▸ **TASK TO COMPLETE**
Each entry below is to be extracted exactly.
RECORDS SUPPLIED below:
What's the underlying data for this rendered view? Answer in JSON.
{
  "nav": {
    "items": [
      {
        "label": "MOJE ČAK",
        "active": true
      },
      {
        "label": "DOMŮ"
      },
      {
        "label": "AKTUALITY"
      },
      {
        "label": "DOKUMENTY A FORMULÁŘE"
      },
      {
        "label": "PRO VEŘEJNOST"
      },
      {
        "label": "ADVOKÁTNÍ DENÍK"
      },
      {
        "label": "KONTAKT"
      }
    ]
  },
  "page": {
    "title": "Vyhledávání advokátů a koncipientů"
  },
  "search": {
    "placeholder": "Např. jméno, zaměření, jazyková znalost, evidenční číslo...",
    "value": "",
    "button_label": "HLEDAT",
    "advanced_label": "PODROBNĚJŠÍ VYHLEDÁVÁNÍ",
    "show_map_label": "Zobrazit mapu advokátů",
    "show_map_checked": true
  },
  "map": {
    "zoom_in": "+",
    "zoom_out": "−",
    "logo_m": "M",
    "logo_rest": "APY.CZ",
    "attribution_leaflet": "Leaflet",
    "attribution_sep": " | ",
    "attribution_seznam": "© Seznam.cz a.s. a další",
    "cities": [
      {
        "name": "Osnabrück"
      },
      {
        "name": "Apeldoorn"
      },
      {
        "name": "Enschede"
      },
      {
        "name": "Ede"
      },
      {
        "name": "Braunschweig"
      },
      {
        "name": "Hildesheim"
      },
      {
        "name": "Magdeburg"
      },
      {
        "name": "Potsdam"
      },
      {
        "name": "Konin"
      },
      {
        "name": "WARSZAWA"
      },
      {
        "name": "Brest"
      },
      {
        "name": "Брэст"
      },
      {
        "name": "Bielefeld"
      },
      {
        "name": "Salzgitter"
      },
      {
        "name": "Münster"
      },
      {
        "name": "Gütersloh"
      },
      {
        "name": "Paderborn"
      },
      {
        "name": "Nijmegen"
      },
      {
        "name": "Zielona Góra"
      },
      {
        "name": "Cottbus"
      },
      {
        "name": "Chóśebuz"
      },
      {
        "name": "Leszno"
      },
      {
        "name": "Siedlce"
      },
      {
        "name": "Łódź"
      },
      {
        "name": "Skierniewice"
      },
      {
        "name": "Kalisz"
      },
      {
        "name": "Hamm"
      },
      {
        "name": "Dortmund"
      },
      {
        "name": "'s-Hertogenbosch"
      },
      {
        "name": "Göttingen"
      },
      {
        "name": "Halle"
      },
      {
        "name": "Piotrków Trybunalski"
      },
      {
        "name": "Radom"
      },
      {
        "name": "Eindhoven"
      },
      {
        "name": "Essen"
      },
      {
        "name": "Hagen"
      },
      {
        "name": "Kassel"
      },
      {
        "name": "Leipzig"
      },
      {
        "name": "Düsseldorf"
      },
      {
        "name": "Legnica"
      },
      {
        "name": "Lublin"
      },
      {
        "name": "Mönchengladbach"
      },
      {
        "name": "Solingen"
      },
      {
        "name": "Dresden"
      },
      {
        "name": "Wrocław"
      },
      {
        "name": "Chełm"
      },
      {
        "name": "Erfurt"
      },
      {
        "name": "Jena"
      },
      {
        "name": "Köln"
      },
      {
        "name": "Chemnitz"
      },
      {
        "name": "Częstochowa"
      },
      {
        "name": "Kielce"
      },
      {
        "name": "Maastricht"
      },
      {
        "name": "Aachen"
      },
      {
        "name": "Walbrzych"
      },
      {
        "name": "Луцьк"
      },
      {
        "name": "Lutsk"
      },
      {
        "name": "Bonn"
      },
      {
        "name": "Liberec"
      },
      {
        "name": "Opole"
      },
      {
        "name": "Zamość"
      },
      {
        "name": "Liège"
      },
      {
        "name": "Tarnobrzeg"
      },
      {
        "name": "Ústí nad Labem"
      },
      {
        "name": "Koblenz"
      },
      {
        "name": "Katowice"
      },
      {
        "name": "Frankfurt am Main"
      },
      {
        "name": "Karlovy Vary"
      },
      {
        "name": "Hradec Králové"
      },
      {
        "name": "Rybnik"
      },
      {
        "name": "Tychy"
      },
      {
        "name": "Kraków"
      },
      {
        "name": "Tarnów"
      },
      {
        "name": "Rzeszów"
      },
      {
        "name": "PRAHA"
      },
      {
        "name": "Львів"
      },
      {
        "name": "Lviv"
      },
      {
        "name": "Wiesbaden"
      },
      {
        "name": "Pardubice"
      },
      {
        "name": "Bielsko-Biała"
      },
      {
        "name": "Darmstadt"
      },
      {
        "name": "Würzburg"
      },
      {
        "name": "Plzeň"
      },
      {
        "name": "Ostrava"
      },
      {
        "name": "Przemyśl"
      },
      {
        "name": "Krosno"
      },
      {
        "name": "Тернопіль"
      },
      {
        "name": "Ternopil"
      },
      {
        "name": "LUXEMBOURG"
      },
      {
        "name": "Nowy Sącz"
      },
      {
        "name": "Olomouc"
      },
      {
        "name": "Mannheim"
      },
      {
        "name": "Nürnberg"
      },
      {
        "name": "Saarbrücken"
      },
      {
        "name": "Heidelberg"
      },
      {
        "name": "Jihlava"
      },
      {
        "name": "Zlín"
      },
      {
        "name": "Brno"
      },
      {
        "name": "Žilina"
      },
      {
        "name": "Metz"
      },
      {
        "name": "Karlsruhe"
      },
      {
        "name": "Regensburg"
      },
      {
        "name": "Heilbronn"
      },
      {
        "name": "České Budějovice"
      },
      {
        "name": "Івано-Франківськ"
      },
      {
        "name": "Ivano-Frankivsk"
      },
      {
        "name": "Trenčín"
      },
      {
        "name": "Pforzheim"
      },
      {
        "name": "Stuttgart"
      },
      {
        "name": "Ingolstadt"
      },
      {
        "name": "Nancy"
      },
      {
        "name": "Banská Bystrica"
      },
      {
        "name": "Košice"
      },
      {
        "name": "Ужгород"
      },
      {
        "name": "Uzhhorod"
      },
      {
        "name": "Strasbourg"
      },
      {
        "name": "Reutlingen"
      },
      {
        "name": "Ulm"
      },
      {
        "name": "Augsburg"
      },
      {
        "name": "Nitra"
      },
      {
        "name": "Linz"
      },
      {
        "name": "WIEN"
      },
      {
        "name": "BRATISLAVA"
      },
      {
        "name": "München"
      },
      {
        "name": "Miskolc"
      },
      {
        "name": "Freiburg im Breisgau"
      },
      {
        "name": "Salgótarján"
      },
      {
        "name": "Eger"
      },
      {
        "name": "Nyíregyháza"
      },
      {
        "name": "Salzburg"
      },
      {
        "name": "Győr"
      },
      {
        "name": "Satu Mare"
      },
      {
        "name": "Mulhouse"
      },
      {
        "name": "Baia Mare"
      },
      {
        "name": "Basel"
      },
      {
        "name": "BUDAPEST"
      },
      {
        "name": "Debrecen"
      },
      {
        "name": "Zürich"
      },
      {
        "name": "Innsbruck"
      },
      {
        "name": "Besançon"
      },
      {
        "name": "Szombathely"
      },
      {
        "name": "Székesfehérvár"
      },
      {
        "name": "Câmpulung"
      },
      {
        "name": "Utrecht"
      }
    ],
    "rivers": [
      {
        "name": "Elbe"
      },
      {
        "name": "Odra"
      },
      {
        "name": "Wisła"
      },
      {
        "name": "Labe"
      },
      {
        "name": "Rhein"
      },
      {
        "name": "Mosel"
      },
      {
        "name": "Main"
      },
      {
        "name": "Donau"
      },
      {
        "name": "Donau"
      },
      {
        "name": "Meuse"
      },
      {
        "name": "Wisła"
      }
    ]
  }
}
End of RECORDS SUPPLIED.
▸ **RESULT OF THIS EXERCISE**
What's the underlying data for this rendered view? Answer in JSON.
{
  "nav": {
    "items": [
      {
        "label": "MOJE ČAK",
        "active": true
      },
      {
        "label": "DOMŮ"
      },
      {
        "label": "AKTUALITY"
      },
      {
        "label": "DOKUMENTY A FORMULÁŘE"
      },
      {
        "label": "PRO VEŘEJNOST"
      },
      {
        "label": "ADVOKÁTNÍ DENÍK"
      },
      {
        "label": "KONTAKT"
      }
    ]
  },
  "page": {
    "title": "Vyhledávání advokátů a koncipientů"
  },
  "search": {
    "placeholder": "Např. jméno, zaměření, jazyková znalost, evidenční číslo...",
    "value": "",
    "button_label": "HLEDAT",
    "advanced_label": "PODROBNĚJŠÍ VYHLEDÁVÁNÍ",
    "show_map_label": "Zobrazit mapu advokátů",
    "show_map_checked": true
  },
  "map": {
    "zoom_in": "+",
    "zoom_out": "−",
    "logo_m": "M",
    "logo_rest": "APY.CZ",
    "attribution_leaflet": "Leaflet",
    "attribution_sep": " | ",
    "attribution_seznam": "© Seznam.cz a.s. a další",
    "cities": [
      {
        "name": "Osnabrück"
      },
      {
        "name": "Apeldoorn"
      },
      {
        "name": "Enschede"
      },
      {
        "name": "Ede"
      },
      {
        "name": "Braunschweig"
      },
      {
        "name": "Hildesheim"
      },
      {
        "name": "Magdeburg"
      },
      {
        "name": "Potsdam"
      },
      {
        "name": "Konin"
      },
      {
        "name": "WARSZAWA"
      },
      {
        "name": "Brest"
      },
      {
        "name": "Брэст"
      },
      {
        "name": "Bielefeld"
      },
      {
        "name": "Salzgitter"
      },
      {
        "name": "Münster"
      },
      {
        "name": "Gütersloh"
      },
      {
        "name": "Paderborn"
      },
      {
        "name": "Nijmegen"
      },
      {
        "name": "Zielona Góra"
      },
      {
        "name": "Cottbus"
      },
      {
        "name": "Chóśebuz"
      },
      {
        "name": "Leszno"
      },
      {
        "name": "Siedlce"
      },
      {
        "name": "Łódź"
      },
      {
        "name": "Skierniewice"
      },
      {
        "name": "Kalisz"
      },
      {
        "name": "Hamm"
      },
      {
        "name": "Dortmund"
      },
      {
        "name": "'s-Hertogenbosch"
      },
      {
        "name": "Göttingen"
      },
      {
        "name": "Halle"
      },
      {
        "name": "Piotrków Trybunalski"
      },
      {
        "name": "Radom"
      },
      {
        "name": "Eindhoven"
      },
      {
        "name": "Essen"
      },
      {
        "name": "Hagen"
      },
      {
        "name": "Kassel"
      },
      {
        "name": "Leipzig"
      },
      {
        "name": "Düsseldorf"
      },
      {
        "name": "Legnica"
      },
      {
        "name": "Lublin"
      },
      {
        "name": "Mönchengladbach"
      },
      {
        "name": "Solingen"
      },
      {
        "name": "Dresden"
      },
      {
        "name": "Wrocław"
      },
      {
        "name": "Chełm"
      },
      {
        "name": "Erfurt"
      },
      {
        "name": "Jena"
      },
      {
        "name": "Köln"
      },
      {
        "name": "Chemnitz"
      },
      {
        "name": "Częstochowa"
      },
      {
        "name": "Kielce"
      },
      {
        "name": "Maastricht"
      },
      {
        "name": "Aachen"
      },
      {
        "name": "Walbrzych"
      },
      {
        "name": "Луцьк"
      },
      {
        "name": "Lutsk"
      },
      {
        "name": "Bonn"
      },
      {
        "name": "Liberec"
      },
      {
        "name": "Opole"
      },
      {
        "name": "Zamość"
      },
      {
        "name": "Liège"
      },
      {
        "name": "Tarnobrzeg"
      },
      {
        "name": "Ústí nad Labem"
      },
      {
        "name": "Koblenz"
      },
      {
        "name": "Katowice"
      },
      {
        "name": "Frankfurt am Main"
      },
      {
        "name": "Karlovy Vary"
      },
      {
        "name": "Hradec Králové"
      },
      {
        "name": "Rybnik"
      },
      {
        "name": "Tychy"
      },
      {
        "name": "Kraków"
      },
      {
        "name": "Tarnów"
      },
      {
        "name": "Rzeszów"
      },
      {
        "name": "PRAHA"
      },
      {
        "name": "Львів"
      },
      {
        "name": "Lviv"
      },
      {
        "name": "Wiesbaden"
      },
      {
        "name": "Pardubice"
      },
      {
        "name": "Bielsko-Biała"
      },
      {
        "name": "Darmstadt"
      },
      {
        "name": "Würzburg"
      },
      {
        "name": "Plzeň"
      },
      {
        "name": "Ostrava"
      },
      {
        "name": "Przemyśl"
      },
      {
        "name": "Krosno"
      },
      {
        "name": "Тернопіль"
      },
      {
        "name": "Ternopil"
      },
      {
        "name": "LUXEMBOURG"
      },
      {
        "name": "Nowy Sącz"
      },
      {
        "name": "Olomouc"
      },
      {
        "name": "Mannheim"
      },
      {
        "name": "Nürnberg"
      },
      {
        "name": "Saarbrücken"
      },
      {
        "name": "Heidelberg"
      },
      {
        "name": "Jihlava"
      },
      {
        "name": "Zlín"
      },
      {
        "name": "Brno"
      },
      {
        "name": "Žilina"
      },
      {
        "name": "Metz"
      },
      {
        "name": "Karlsruhe"
      },
      {
        "name": "Regensburg"
      },
      {
        "name": "Heilbronn"
      },
      {
        "name": "České Budějovice"
      },
      {
        "name": "Івано-Франківськ"
      },
      {
        "name": "Ivano-Frankivsk"
      },
      {
        "name": "Trenčín"
      },
      {
        "name": "Pforzheim"
      },
      {
        "name": "Stuttgart"
      },
      {
        "name": "Ingolstadt"
      },
      {
        "name": "Nancy"
      },
      {
        "name": "Banská Bystrica"
      },
      {
        "name": "Košice"
      },
      {
        "name": "Ужгород"
      },
      {
        "name": "Uzhhorod"
      },
      {
        "name": "Strasbourg"
      },
      {
        "name": "Reutlingen"
      },
      {
        "name": "Ulm"
      },
      {
        "name": "Augsburg"
      },
      {
        "name": "Nitra"
      },
      {
        "name": "Linz"
      },
      {
        "name": "WIEN"
      },
      {
        "name": "BRATISLAVA"
      },
      {
        "name": "München"
      },
      {
        "name": "Miskolc"
      },
      {
        "name": "Freiburg im Breisgau"
      },
      {
        "name": "Salgótarján"
      },
      {
        "name": "Eger"
      },
      {
        "name": "Nyíregyháza"
      },
      {
        "name": "Salzburg"
      },
      {
        "name": "Győr"
      },
      {
        "name": "Satu Mare"
      },
      {
        "name": "Mulhouse"
      },
      {
        "name": "Baia Mare"
      },
      {
        "name": "Basel"
      },
      {
        "name": "BUDAPEST"
      },
      {
        "name": "Debrecen"
      },
      {
        "name": "Zürich"
      },
      {
        "name": "Innsbruck"
      },
      {
        "name": "Besançon"
      },
      {
        "name": "Szombathely"
      },
      {
        "name": "Székesfehérvár"
      },
      {
        "name": "Câmpulung"
      },
      {
        "name": "Utrecht"
      }
    ],
    "rivers": [
      {
        "name": "Elbe"
      },
      {
        "name": "Odra"
      },
      {
        "name": "Wisła"
      },
      {
        "name": "Labe"
      },
      {
        "name": "Rhein"
      },
      {
        "name": "Mosel"
      },
      {
        "name": "Main"
      },
      {
        "name": "Donau"
      },
      {
        "name": "Donau"
      },
      {
        "name": "Meuse"
      },
      {
        "name": "Wisła"
      }
    ]
  }
}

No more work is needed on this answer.